Salt is a valuable commodity that could become hard to come by in a long term disaster situation. In Ancient Rome, salt was used as a form of currency because of it’s importance in preserving food. In fact, it is still used today as a form of currency in some parts of Africa. It was a prime mover of both economy and war. The importance of having a good supply of salt is commonly overlooked and, according to James Rawles, author of the the renowned Survival Blog, he believes that salt could be one of the highest sought after items in a long term disaster.
“For anyone living in an inland area, I consider salt the highest priority barter and charity item. Buy a lot of salt, in several forms. As space allows, buy 20 to 30 of the 50-pound plain white salt blocks from your local feed store. These are great for barter — both for folks with livestock and for people that want to attract wild game. Buy a couple of 25 pound sacks of iodized salt for your own use. Also buy 100 to 200 of the standard cardboard one pound canisters of iodized salt for small scale barter transactions.”
The Importance of Salt Should Not Be Underestimated
In the CBS apocalyptic series, Jericho, there were towns that literally went to war over salt.
Everyone knows that salt is a necessity in food preparations, but it has many other important functions around a homestead environment as well. Animals, as well as humans cannot live without some salt in their bodies. On a physiological level, salt is a requirement to sustain a body. Specifically, salt assists in regulating the functioning of the digestive system and the kidneys, as well as helps conduct electric signals in the body. Additionally, farmers have also used Epsom salt to heal scratches and rashes on their livestock. This type of salt suppresses muscle aches and inflammation.
Ways to Use Salt Around the Homestead
- Food preservation – Table salt is the most important ingredient in curing food. According to Wikipedia, salt kills and inhibits the growth of microorganisms by drawing water out of the cells of both microbe and food alike through osmosis.

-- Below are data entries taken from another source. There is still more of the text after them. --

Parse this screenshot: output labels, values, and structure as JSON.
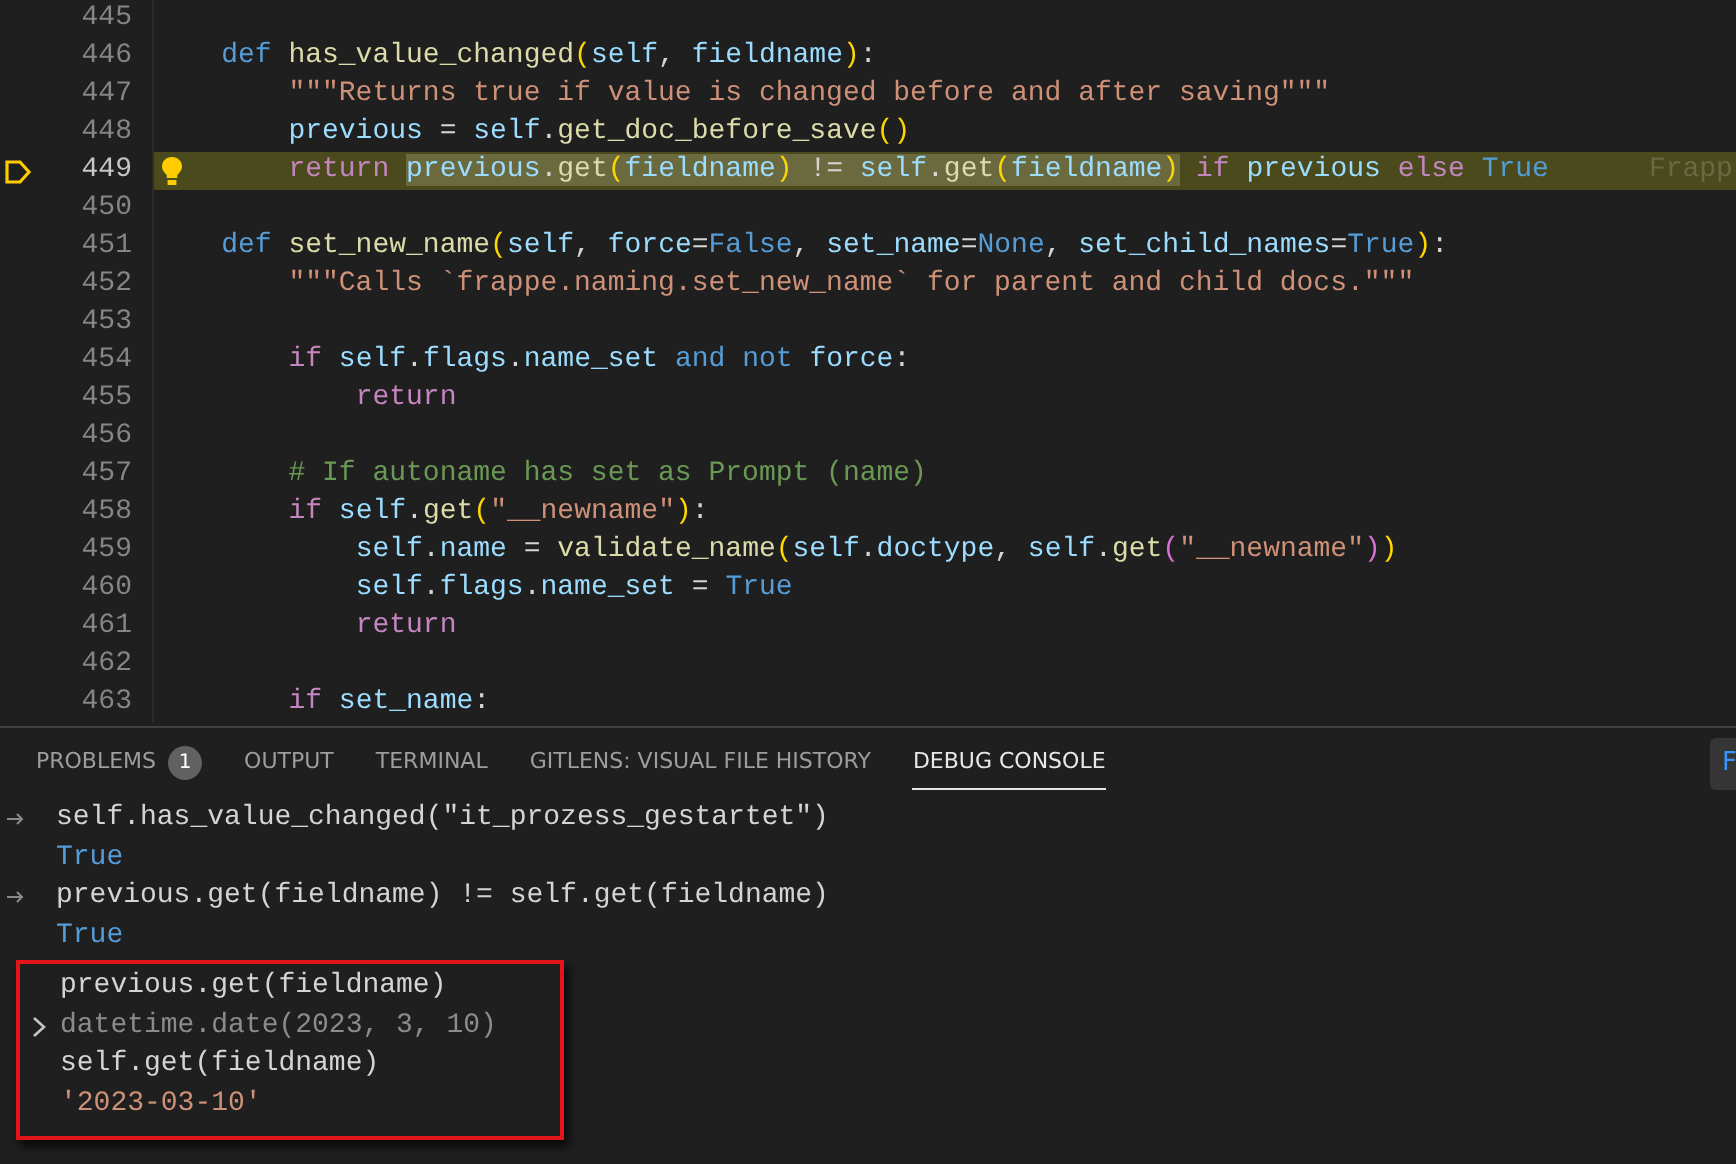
{
  "editor": {
    "lines": [
      {
        "number": "445",
        "current": false
      },
      {
        "number": "446",
        "current": false,
        "tokens": [
          {
            "text": "def ",
            "kind": "keyword"
          },
          {
            "text": "has_value_changed",
            "kind": "function"
          },
          {
            "text": "(",
            "kind": "bracket"
          },
          {
            "text": "self",
            "kind": "variable"
          },
          {
            "text": ", ",
            "kind": "plain"
          },
          {
            "text": "fieldname",
            "kind": "variable"
          },
          {
            "text": ")",
            "kind": "bracket"
          },
          {
            "text": ":",
            "kind": "plain"
          }
        ],
        "children": [
          {
            "number": "447",
            "current": false,
            "tokens": [
              {
                "text": "\"\"\"Returns true if value is changed before and after saving\"\"\"",
                "kind": "string"
              }
            ]
          },
          {
            "number": "448",
            "current": false,
            "tokens": [
              {
                "text": "previous",
                "kind": "variable"
              },
              {
                "text": " = ",
                "kind": "plain"
              },
              {
                "text": "self",
                "kind": "variable"
              },
              {
                "text": ".",
                "kind": "plain"
              },
              {
                "text": "get_doc_before_save",
                "kind": "function"
              },
              {
                "text": "()",
                "kind": "bracket"
              }
            ]
          },
          {
            "number": "449",
            "current": true,
            "lightbulb": true,
            "tokens": [
              {
                "text": "return ",
                "kind": "control",
                "selected": false
              },
              {
                "text": "previous",
                "kind": "variable",
                "selected": true
              },
              {
                "text": ".",
                "kind": "plain",
                "selected": true
              },
              {
                "text": "get",
                "kind": "function",
                "selected": true
              },
              {
                "text": "(",
                "kind": "bracket",
                "selected": true
              },
              {
                "text": "fieldname",
                "kind": "variable",
                "selected": true
              },
              {
                "text": ")",
                "kind": "bracket",
                "selected": true
              },
              {
                "text": " != ",
                "kind": "plain",
                "selected": true
              },
              {
                "text": "self",
                "kind": "variable",
                "selected": true
              },
              {
                "text": ".",
                "kind": "plain",
                "selected": true
              },
              {
                "text": "get",
                "kind": "function",
                "selected": true
              },
              {
                "text": "(",
                "kind": "bracket",
                "selected": true
              },
              {
                "text": "fieldname",
                "kind": "variable",
                "selected": true
              },
              {
                "text": ")",
                "kind": "bracket",
                "selected": true
              },
              {
                "text": " if",
                "kind": "control",
                "selected": false
              },
              {
                "text": " previous",
                "kind": "variable",
                "selected": false
              },
              {
                "text": " else",
                "kind": "control",
                "selected": false
              },
              {
                "text": " True",
                "kind": "keyword",
                "selected": false
              }
            ],
            "inline_blame": "Frapp"
          }
        ]
      },
      {
        "number": "450",
        "current": false
      },
      {
        "number": "451",
        "current": false,
        "tokens": [
          {
            "text": "def ",
            "kind": "keyword"
          },
          {
            "text": "set_new_name",
            "kind": "function"
          },
          {
            "text": "(",
            "kind": "bracket"
          },
          {
            "text": "self",
            "kind": "variable"
          },
          {
            "text": ", ",
            "kind": "plain"
          },
          {
            "text": "force",
            "kind": "variable"
          },
          {
            "text": "=",
            "kind": "plain"
          },
          {
            "text": "False",
            "kind": "keyword"
          },
          {
            "text": ", ",
            "kind": "plain"
          },
          {
            "text": "set_name",
            "kind": "variable"
          },
          {
            "text": "=",
            "kind": "plain"
          },
          {
            "text": "None",
            "kind": "keyword"
          },
          {
            "text": ", ",
            "kind": "plain"
          },
          {
            "text": "set_child_names",
            "kind": "variable"
          },
          {
            "text": "=",
            "kind": "plain"
          },
          {
            "text": "True",
            "kind": "keyword"
          },
          {
            "text": ")",
            "kind": "bracket"
          },
          {
            "text": ":",
            "kind": "plain"
          }
        ],
        "children": [
          {
            "number": "452",
            "current": false,
            "tokens": [
              {
                "text": "\"\"\"Calls `frappe.naming.set_new_name` for parent and child docs.\"\"\"",
                "kind": "string"
              }
            ]
          },
          {
            "number": "453",
            "current": false
          },
          {
            "number": "454",
            "current": false,
            "tokens": [
              {
                "text": "if ",
                "kind": "control"
              },
              {
                "text": "self",
                "kind": "variable"
              },
              {
                "text": ".",
                "kind": "plain"
              },
              {
                "text": "flags",
                "kind": "variable"
              },
              {
                "text": ".",
                "kind": "plain"
              },
              {
                "text": "name_set",
                "kind": "variable"
              },
              {
                "text": " and not",
                "kind": "keyword"
              },
              {
                "text": " force",
                "kind": "variable"
              },
              {
                "text": ":",
                "kind": "plain"
              }
            ],
            "children": [
              {
                "number": "455",
                "current": false,
                "tokens": [
                  {
                    "text": "return",
                    "kind": "control"
                  }
                ]
              }
            ]
          },
          {
            "number": "456",
            "current": false
          },
          {
            "number": "457",
            "current": false,
            "tokens": [
              {
                "text": "# If autoname has set as Prompt (name)",
                "kind": "comment"
              }
            ]
          },
          {
            "number": "458",
            "current": false,
            "tokens": [
              {
                "text": "if ",
                "kind": "control"
              },
              {
                "text": "self",
                "kind": "variable"
              },
              {
                "text": ".",
                "kind": "plain"
              },
              {
                "text": "get",
                "kind": "function"
              },
              {
                "text": "(",
                "kind": "bracket"
              },
              {
                "text": "\"__newname\"",
                "kind": "string"
              },
              {
                "text": ")",
                "kind": "bracket"
              },
              {
                "text": ":",
                "kind": "plain"
              }
            ],
            "children": [
              {
                "number": "459",
                "current": false,
                "tokens": [
                  {
                    "text": "self",
                    "kind": "variable"
                  },
                  {
                    "text": ".",
                    "kind": "plain"
                  },
                  {
                    "text": "name",
                    "kind": "variable"
                  },
                  {
                    "text": " = ",
                    "kind": "plain"
                  },
                  {
                    "text": "validate_name",
                    "kind": "function"
                  },
                  {
                    "text": "(",
                    "kind": "bracket"
                  },
                  {
                    "text": "self",
                    "kind": "variable"
                  },
                  {
                    "text": ".",
                    "kind": "plain"
                  },
                  {
                    "text": "doctype",
                    "kind": "variable"
                  },
                  {
                    "text": ", ",
                    "kind": "plain"
                  },
                  {
                    "text": "self",
                    "kind": "variable"
                  },
                  {
                    "text": ".",
                    "kind": "plain"
                  },
                  {
                    "text": "get",
                    "kind": "function"
                  },
                  {
                    "text": "(",
                    "kind": "bracket2"
                  },
                  {
                    "text": "\"__newname\"",
                    "kind": "string"
                  },
                  {
                    "text": ")",
                    "kind": "bracket2"
                  },
                  {
                    "text": ")",
                    "kind": "bracket"
                  }
                ]
              },
              {
                "number": "460",
                "current": false,
                "tokens": [
                  {
                    "text": "self",
                    "kind": "variable"
                  },
                  {
                    "text": ".",
                    "kind": "plain"
                  },
                  {
                    "text": "flags",
                    "kind": "variable"
                  },
                  {
                    "text": ".",
                    "kind": "plain"
                  },
                  {
                    "text": "name_set",
                    "kind": "variable"
                  },
                  {
                    "text": " = ",
                    "kind": "plain"
                  },
                  {
                    "text": "True",
                    "kind": "keyword"
                  }
                ]
              },
              {
                "number": "461",
                "current": false,
                "tokens": [
                  {
                    "text": "return",
                    "kind": "control"
                  }
                ]
              }
            ]
          },
          {
            "number": "462",
            "current": false
          },
          {
            "number": "463",
            "current": false,
            "tokens": [
              {
                "text": "if ",
                "kind": "control"
              },
              {
                "text": "set_name",
                "kind": "variable"
              },
              {
                "text": ":",
                "kind": "plain"
              }
            ]
          }
        ]
      }
    ]
  },
  "panel": {
    "tabs": [
      {
        "label": "PROBLEMS",
        "badge": "1",
        "selected": false
      },
      {
        "label": "OUTPUT",
        "selected": false
      },
      {
        "label": "TERMINAL",
        "selected": false
      },
      {
        "label": "GITLENS: VISUAL FILE HISTORY",
        "selected": false
      },
      {
        "label": "DEBUG CONSOLE",
        "selected": true
      }
    ],
    "corner_button": "F",
    "console": [
      {
        "kind": "input",
        "text": "self.has_value_changed(\"it_prozess_gestartet\")"
      },
      {
        "kind": "keyword",
        "text": "True"
      },
      {
        "kind": "input",
        "text": "previous.get(fieldname) != self.get(fieldname)"
      },
      {
        "kind": "keyword",
        "text": "True"
      }
    ],
    "highlight_box": [
      {
        "kind": "echo",
        "text": "previous.get(fieldname)"
      },
      {
        "kind": "object",
        "text": "datetime.date(2023, 3, 10)",
        "expanded": false
      },
      {
        "kind": "echo",
        "text": "self.get(fieldname)"
      },
      {
        "kind": "string",
        "text": "'2023-03-10'"
      }
    ]
  }
}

- Medical Purposes– Modern medicine has recently rediscovered the healing effects of salt on the body. Salt provides antiseptic and bactericidal qualities when ocean salt is used. A way to treat chronically inflamed skin is by bathing in salt (Dead Sea salt or normal salt can be used). The salt helps to regenerate the skin. Therefore, it would be effective in the use of psoriasis, atopic dermatitis and chronic eczema, inflamed mucous membranes, as well as arthritis.

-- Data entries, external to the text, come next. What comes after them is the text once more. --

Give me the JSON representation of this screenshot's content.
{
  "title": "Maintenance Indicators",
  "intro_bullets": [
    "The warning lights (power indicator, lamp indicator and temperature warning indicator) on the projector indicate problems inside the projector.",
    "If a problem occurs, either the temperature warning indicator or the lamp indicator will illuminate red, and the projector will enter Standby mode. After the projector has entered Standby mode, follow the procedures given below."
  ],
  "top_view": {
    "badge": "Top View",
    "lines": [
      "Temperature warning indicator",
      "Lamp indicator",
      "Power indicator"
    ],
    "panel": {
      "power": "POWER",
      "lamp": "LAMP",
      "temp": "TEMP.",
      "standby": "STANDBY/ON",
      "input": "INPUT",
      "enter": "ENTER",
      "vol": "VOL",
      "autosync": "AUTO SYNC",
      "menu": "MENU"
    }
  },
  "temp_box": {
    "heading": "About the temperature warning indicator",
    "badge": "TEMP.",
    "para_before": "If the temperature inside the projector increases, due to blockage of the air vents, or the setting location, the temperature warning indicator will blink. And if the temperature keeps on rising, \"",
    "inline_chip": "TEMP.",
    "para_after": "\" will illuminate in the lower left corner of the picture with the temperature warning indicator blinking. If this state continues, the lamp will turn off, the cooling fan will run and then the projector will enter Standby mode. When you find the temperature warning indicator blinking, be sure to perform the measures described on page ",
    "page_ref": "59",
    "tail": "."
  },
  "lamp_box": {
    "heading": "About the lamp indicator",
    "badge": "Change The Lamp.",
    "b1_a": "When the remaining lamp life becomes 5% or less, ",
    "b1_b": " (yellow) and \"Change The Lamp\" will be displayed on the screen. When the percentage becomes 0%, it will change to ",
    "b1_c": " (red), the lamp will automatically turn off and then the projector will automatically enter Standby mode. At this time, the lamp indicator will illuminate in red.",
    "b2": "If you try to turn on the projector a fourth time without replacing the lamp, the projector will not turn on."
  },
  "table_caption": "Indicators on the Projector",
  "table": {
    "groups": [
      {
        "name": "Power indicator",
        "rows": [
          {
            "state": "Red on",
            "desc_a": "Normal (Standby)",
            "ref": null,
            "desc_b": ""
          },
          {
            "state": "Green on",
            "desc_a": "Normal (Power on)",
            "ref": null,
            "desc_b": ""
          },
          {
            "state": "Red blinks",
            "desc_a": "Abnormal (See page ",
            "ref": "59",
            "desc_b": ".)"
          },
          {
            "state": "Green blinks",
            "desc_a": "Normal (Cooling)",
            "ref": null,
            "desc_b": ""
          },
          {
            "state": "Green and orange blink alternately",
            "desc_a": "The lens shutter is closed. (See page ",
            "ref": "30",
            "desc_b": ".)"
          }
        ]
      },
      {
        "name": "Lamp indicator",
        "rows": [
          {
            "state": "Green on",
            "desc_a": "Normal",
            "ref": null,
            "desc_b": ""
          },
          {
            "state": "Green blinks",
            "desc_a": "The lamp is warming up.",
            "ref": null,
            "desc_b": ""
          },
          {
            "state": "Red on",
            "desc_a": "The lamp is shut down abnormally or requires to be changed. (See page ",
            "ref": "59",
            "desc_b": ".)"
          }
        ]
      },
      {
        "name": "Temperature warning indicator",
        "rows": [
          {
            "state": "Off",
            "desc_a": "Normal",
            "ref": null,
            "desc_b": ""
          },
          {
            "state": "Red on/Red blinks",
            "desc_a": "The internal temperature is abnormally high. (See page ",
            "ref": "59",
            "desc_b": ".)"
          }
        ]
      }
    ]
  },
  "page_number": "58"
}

- Tanning hides is another way that salt can be used on the homestead. The salt preserves the hide. Experts suggest that for “Hair on tanning,” spread fine granular salt (table salt, canning salt or solar salt) on the hide to completely cover it. The hide should be salted for 1-3 days. For further instructions, click here.
- Soaps can get an added boost when adding salt, specifically sea salt to the soap making process. The added benefits are that the salt will exfoliate skin and naturally heal the skin from it’s natural antiseptic factors. There are different methods to the soap making
process, and research should be done as to which process is right for you. Additionally, a person can add 1 cup of finely ground sea salt to 1 cup of liquid soap to make a daily exfoliating soap.
- Livestock – Mineralized salt blocks are a supplemental feeding that can be fed to livestock such as horses, sheep, and goats. Not to mention, salt blocks can be used to attract wildlife. Deer will go the distance to find salt blocks. Luring wildlife to the homestead would be a beneficial way to hunt without wasting much needed energy when searching. The wildlife will literally come to you.
Salt is a multipurpose, low cost prep that will be highly desirable if a long term disaster were to come around. Prepping calculators suggest having 25 pounds of salt stored for one year. With all of the uses that salt can provide, perhaps we should think about stocking up a little more on this worthwhile prep item.